In order to arrive at a figure for a premium to be paid, the insurance companies go through a process referred to as underwriting to decide if they are going to sell you a policy and how much to charge you for that policy. The amount you pay is called the “premium.”
Many drivers do not know that Texas law requires insurance companies to charge fair and reasonable rates, adequate for the risks covered. If an insurance company’s rates are too high, it can be required to pay refunds. The insurance company can appeal a decision to the Texas Department of Insurance.
There are a number of things that the insurance company takes into consideration when figuring out what rate to charge you. They include:
- It depends on your age: women under 21 and men under 25 typically have the highest premiums.
- Driving record and whether or not you have a claims history: if you have a history of accidents or have lots of tickets issues, you may pay a lot more for a policy. And, some companies may refuse to sell you a policy.
- Rural versus urban living: rates may be higher in a city versus a rural setting largely due to the fact that rural residents are less likely to have their car stolen. If you live in a city, rates tend to be higher because there is a higher chance of having an accident and your car being stolen.
- Luxury cars may cost more: rates for luxury and sports cars are higher and also cost more to repair.
- If you use your car for business: rates tend to be higher if you drive your car to work and/or use it for business.
- What’s your credit score: yes, some insurance companies use your credit score to figure out what to charge you. For more information on this, visit here:
You may be surprised to learn that as a consumer buying insurance, you have “rights.” Your rights are that an insurance company may not:
- Refuse to sell you insurance or charge you more because of your national origin, race, religion or color

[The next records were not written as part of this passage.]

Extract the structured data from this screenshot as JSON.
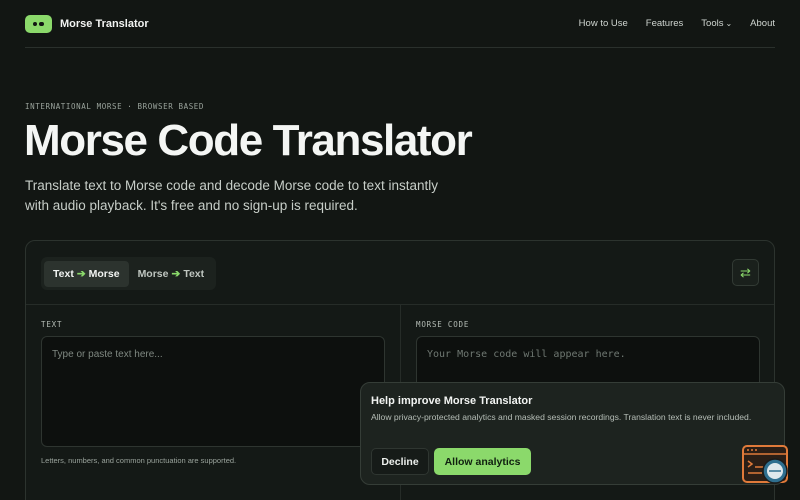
{
  "header": {
    "brand": "Morse Translator",
    "nav": [
      "How to Use",
      "Features",
      "Tools",
      "About"
    ]
  },
  "hero": {
    "eyebrow": "INTERNATIONAL MORSE · BROWSER BASED",
    "title": "Morse Code Translator",
    "subtitle": "Translate text to Morse code and decode Morse code to text instantly with audio playback. It's free and no sign-up is required."
  },
  "translator": {
    "tabs": [
      {
        "from": "Text",
        "to": "Morse",
        "active": true
      },
      {
        "from": "Morse",
        "to": "Text",
        "active": false
      }
    ],
    "swap_icon": "swap-arrows-icon",
    "text_label": "TEXT",
    "text_placeholder": "Type or paste text here...",
    "text_hint": "Letters, numbers, and common punctuation are supported.",
    "morse_label": "MORSE CODE",
    "morse_placeholder": "Your Morse code will appear here."
  },
  "consent": {
    "title": "Help improve Morse Translator",
    "body": "Allow privacy-protected analytics and masked session recordings. Translation text is never included.",
    "decline": "Decline",
    "allow": "Allow analytics"
  },
  "colors": {
    "accent": "#8bd96b",
    "background": "#121613",
    "widget": "#e07a3a"
  }
}
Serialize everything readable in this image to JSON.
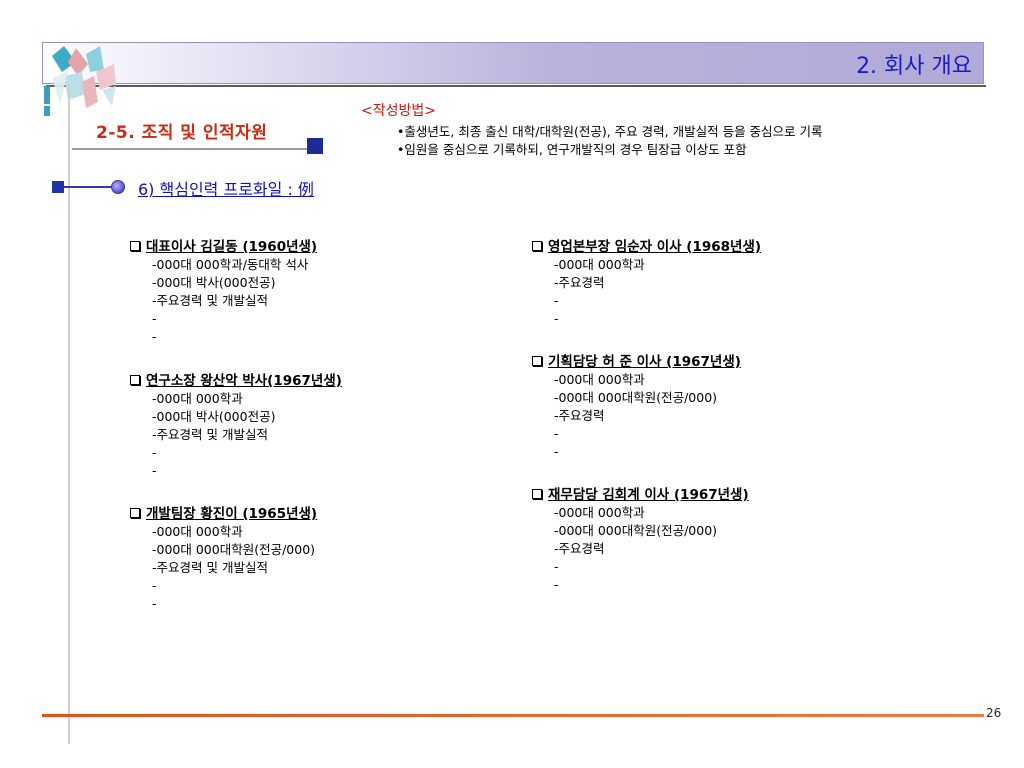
{
  "header": {
    "title": "2. 회사 개요"
  },
  "section": {
    "title": "2-5. 조직 및 인적자원"
  },
  "method": {
    "heading": "<작성방법>",
    "lines": [
      "•출생년도, 최종 출신 대학/대학원(전공), 주요 경력, 개발실적 등을 중심으로 기록",
      "•임원을 중심으로 기록하되, 연구개발직의 경우 팀장급 이상도 포함"
    ]
  },
  "subsection": {
    "title": "6) 핵심인력 프로화일 : 例"
  },
  "people": [
    {
      "name": "대표이사 김길동 (1960년생)",
      "lines": [
        "-000대 000학과/동대학 석사",
        "-000대 박사(000전공)",
        "-주요경력 및 개발실적",
        "-",
        "-"
      ]
    },
    {
      "name": "연구소장 왕산악 박사(1967년생)",
      "lines": [
        "-000대 000학과",
        "-000대 박사(000전공)",
        "-주요경력 및 개발실적",
        "-",
        "-"
      ]
    },
    {
      "name": "개발팀장 황진이 (1965년생)",
      "lines": [
        "-000대 000학과",
        "-000대 000대학원(전공/000)",
        "-주요경력 및 개발실적",
        "-",
        "-"
      ]
    },
    {
      "name": "영업본부장 임순자 이사 (1968년생)",
      "lines": [
        "-000대 000학과",
        "-주요경력",
        "-",
        "-"
      ]
    },
    {
      "name": "기획담당 허 준 이사 (1967년생)",
      "lines": [
        "-000대 000학과",
        "-000대 000대학원(전공/000)",
        "-주요경력",
        "-",
        "-"
      ]
    },
    {
      "name": "재무담당 김회계 이사 (1967년생)",
      "lines": [
        "-000대 000학과",
        "-000대 000대학원(전공/000)",
        "-주요경력",
        "-",
        "-"
      ]
    }
  ],
  "footer": {
    "page_number": "26"
  },
  "colors": {
    "title_blue": "#1a1acc",
    "section_red": "#cc2a10",
    "accent_navy": "#1d2a9a",
    "footer_orange": "#e8501a"
  }
}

- Refuse to sell or charge you more due to your marital status, age, gender, geographic location or disability. The exception here is that if the insurance company can show that your disability puts you at a higher risk for loss than others they may insure.
- Refuse to sell you insurance or charge you more just based on your credit score.
Other Texas Uninsured/Underinsured Motorist FAQs:
- Are there minimum insurance requirements in Texas?
- Do I have to have uninsured/underinsured motorist insurance?
- Do I need to buy vehicle insurance in Texas?
- Do I need uninsured motorist coverage?
- Does every driver in Texas have insurance?
- Does my insurance company automatically pay my claim if I file a UM/UIM claim?
- How many uninsured/underinsured motorists are there in Texas?
- I got a letter from an insurance company talking about a credit they are entitled to for other payments. What are they talking about?
- I was involved in a car accident recently and was injured. I do not have vehicle insurance. Am I still able to file a claim?
- I’m a good driver. Do I need insurance?
- If I am injured by a hit-and-run driver without insurance or low insurance limits, what happens?
- Is uninsured/underinsured motorist insurance expensive?
- My best friend has uninsured/underinsured coverage and says I should get it. What does that mean?
- My car insurance premiums are pretty high. How does an insurance company decide what it is going to charge me?
- There is quite a significant difference between an underinsured driver and an uninsured driver.
- What is the difference between an uninsured motorist and an underinsured motorist?
- What is Uninsured/Underinsured Motorist Coverage?
- Who does the insurance policies cover?
- Why does it matter if I do not have enough insurance?
- Why is an accident with an uninsured driver a big problem?